In HR 684: a disaster for gold/silver investors, I urged readers to contact their representatives in Congress to vote and work against HR 684. The bill remains a potential disaster for gold and silver investors, and many readers, judging by their calls and emails, understand this. But, too many respondents to the earlier post were concerned only about HR 684’s impact on gold and silver. The bill’s negative impacts would extend far beyond precious metals industry.
If HR 684 becomes law, it would result in a massive tax increase, which would suck money out of the private sector and send it to governments. Supporters of the bill go so far as to call the existing situation–no taxation between the states as the Founding Fathers intended–a “loophole.” Seems that whenever someone doesn’t fork over still more money to the government, it’s a loophole.
The Heritage Foundation has posted an excellent piece that details the most obvious negative impacts of the HR 684 on businesses. And, the site has excellent links to insightful articles and comments by persons who would be adversely affected by the bill.
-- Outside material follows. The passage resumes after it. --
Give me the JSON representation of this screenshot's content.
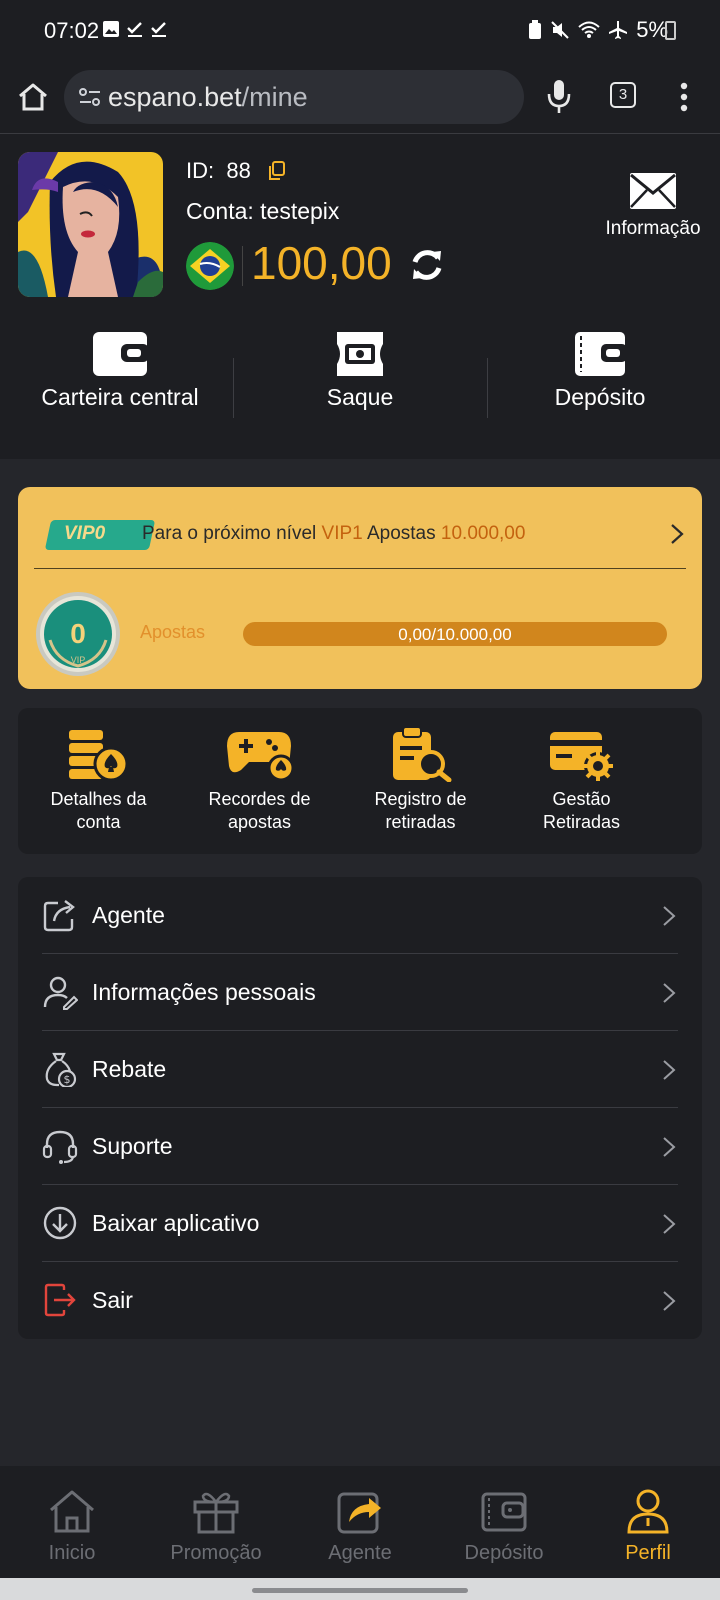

Although I have not seen estimates of how much money would be moved from the private sector to the State by HR 684, there is no doubt that but it would be massive. The average sales tax across the US, combining all taxing authorities within states, is in the 8 percent range. Think of the billions of dollars that businesses would have to collect from consumers and then forwarded to hundreds of taxing municipalities.
Further, the bill would allow taxing authorities to impose massive regulation and taxation requirements on businesses outside their jurisdictions. Compliance with such hundreds of taxing authorities would be nightmare for businesses large and small.
If you have not yet contacted your representative in the House, please do so immediately. In HR 684: A disaster for gold/silver investors, I outlined easy ways to have your voice heard in DC. There is no need to write a lengthy letter. Simply let your rep know that you are opposed to HR 684. The bill has few supporters except for taxing authorities, which always want more money. When such issues come to the public’s attention, members of Congress mostly just “count noses.” The more “nays” they get, the better chance this bill will be killed.